I had a bit of a Couture thing going last weekend and ordered half a dozen books on Haute Couture and Historical Fashion from the library (God bless public libraries).
BTW did you know the difference between Haute Couture and Couture? For a fashion house to call its garments Haute Couture it must follow the rules laid down by the Paris Chamber of Commerce which are –
- Design made-to-order for private clients, with one or more fittings.
- Have a workshop (atelier) in Paris that employs at least fifteen people full-time.
- Each season (i.e. twice a year) present a collection to the Paris press, comprising at least thirty-five runs/exits with outfits for both daytime wear and evening wear.
When selected they then become members of the Chambre Syndicale de la Haute Couture. What an excellent way to keep skilled embroiderers, hat makers etc in work. I wonder if British couturiers do the same sort of thing.

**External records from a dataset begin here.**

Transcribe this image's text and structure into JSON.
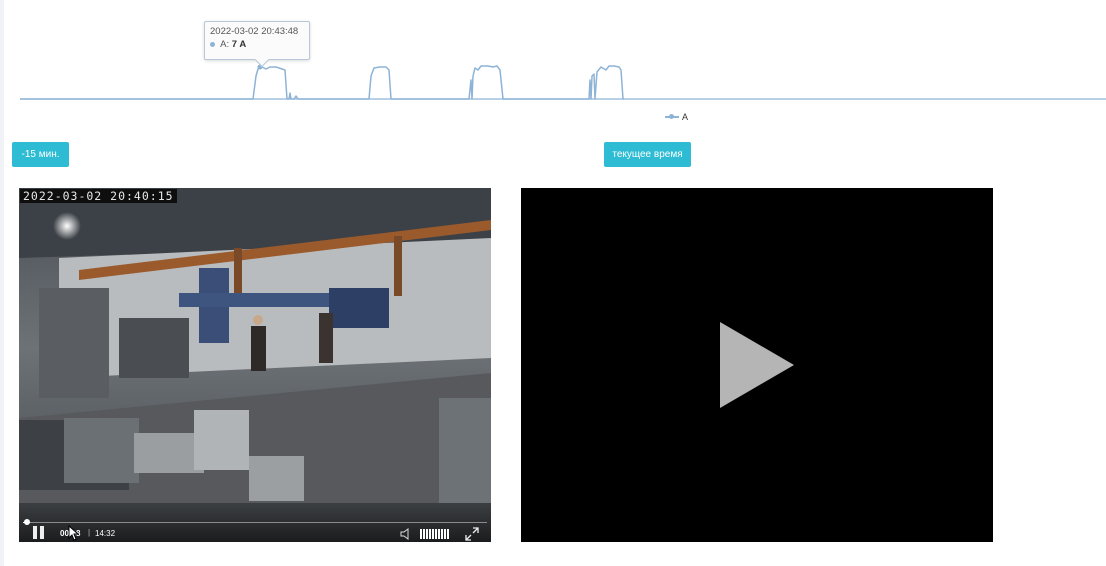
{
  "chart": {
    "series_name": "A",
    "line_color": "#8db3d6",
    "tooltip": {
      "time": "2022-03-02 20:43:48",
      "series": "A:",
      "value": "7 A"
    }
  },
  "controls": {
    "back_label": "-15 мин.",
    "now_label": "текущее время",
    "button_color": "#2dbcd4"
  },
  "video_left": {
    "timestamp": "2022-03-02  20:40:15",
    "current_time": "00:08",
    "separator": "|",
    "duration": "14:32",
    "progress": 0.009
  },
  "video_right": {
    "state": "paused",
    "icon": "play-icon"
  }
}
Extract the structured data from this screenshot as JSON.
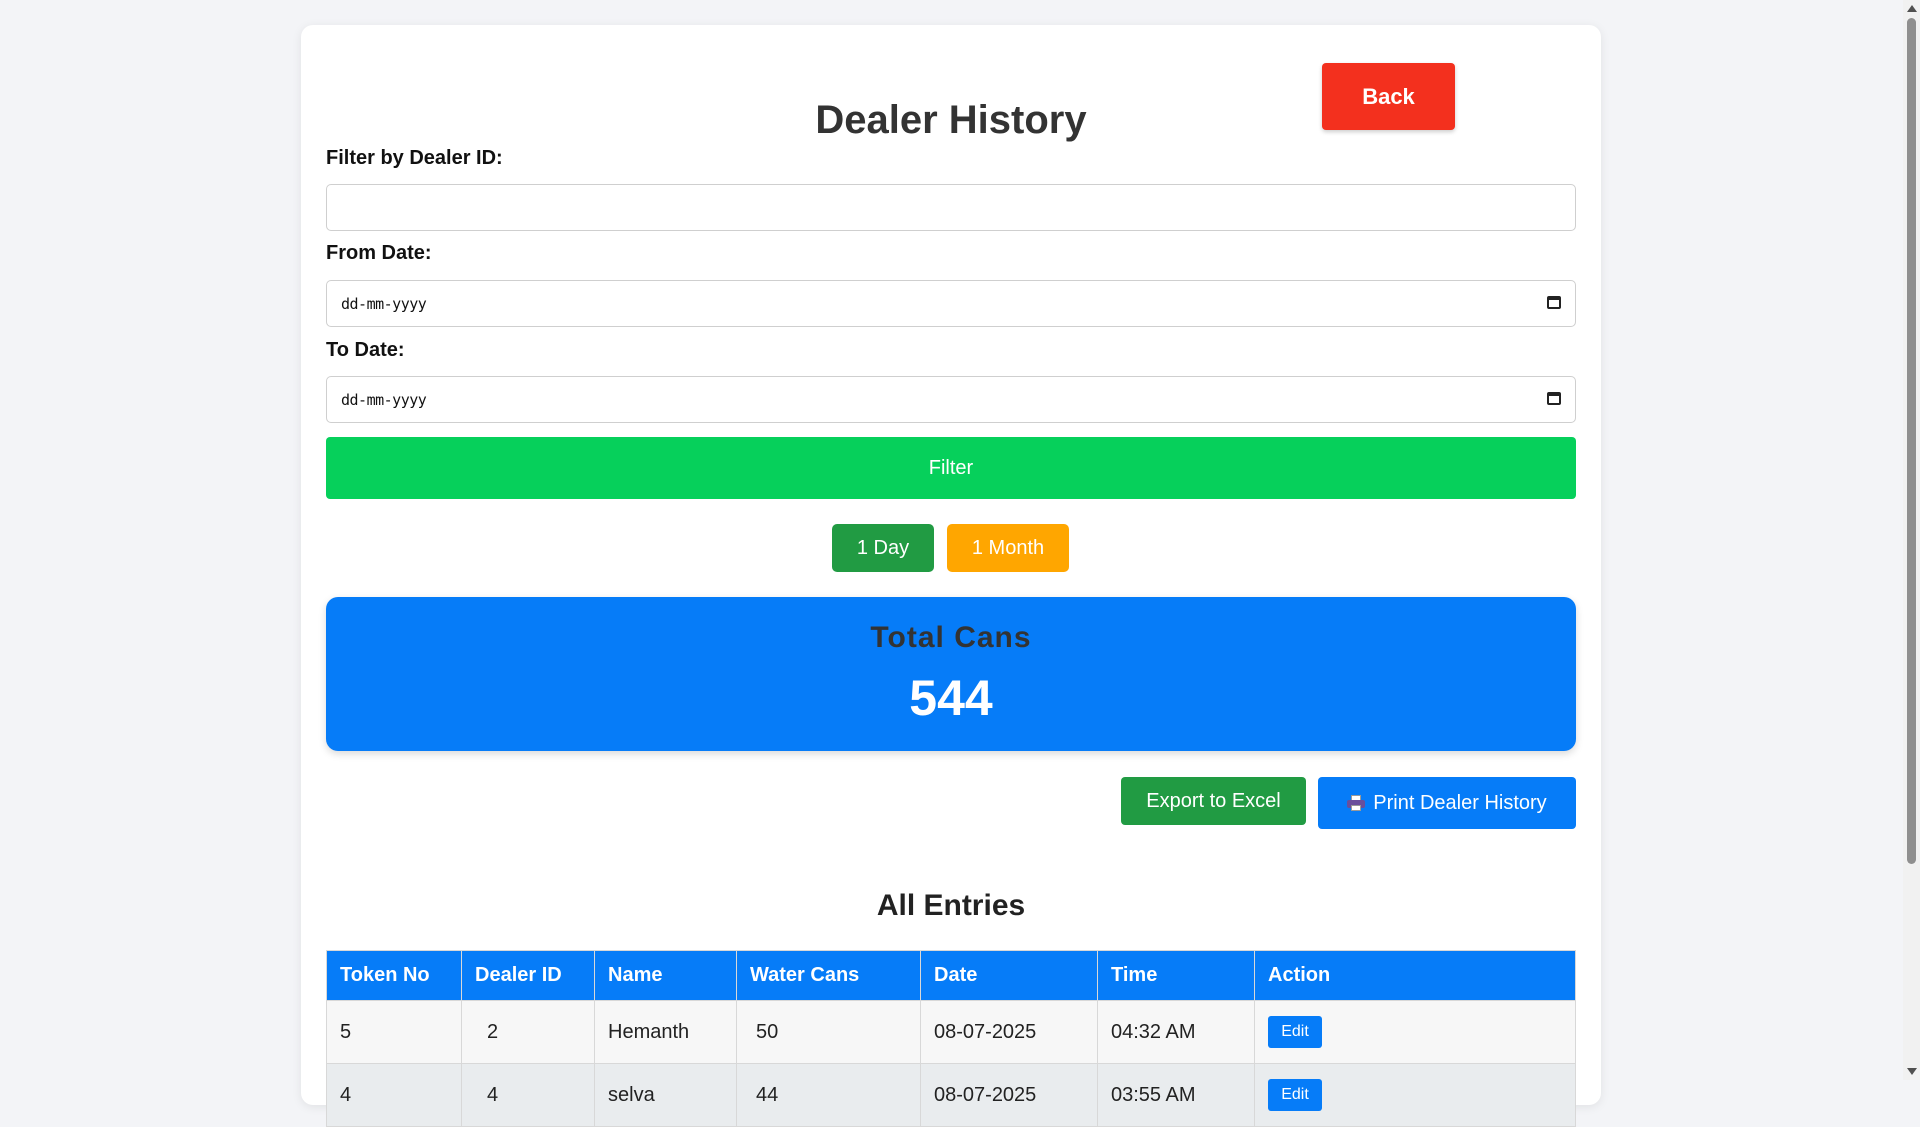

Anyway, back to the books. Whilst leafing through them and salivating over the beautiful outfits I came to the conclusion that modern fashion designers could learn a thing from the old Masters. I fell in love with this coat (made in 1919) from Paul Poiret.
It’s stunning. The cream design down the front is leather filigree and hand sewn to the coat. The collar is fur which is not so nice. I was thinking that something like this could be recreated – machine embroidered design on the front with a thick man made fleece fabric for the collar. The more I looked at it the more I felt the urge to make a tribute coat, so now I am looking around to source fabric and suitable designs for the front………watch this space.
Elsa Schiaparelli also knew a thing or two about embroidery. At the height of her fame in the late 30s to early 40s she was producing beautiful pieces like these. My favourite is the Elephant Embroidery. She was a designer ahead of her time.
And what about this from 1951 – a ball gown designed by Jacques Fath.
Must go now before my sweaty palms ruin these lovely books. Also I’m just about to take delivery of the book “The Collection of the Kyoto Costume Institute.” Be still my beating heart!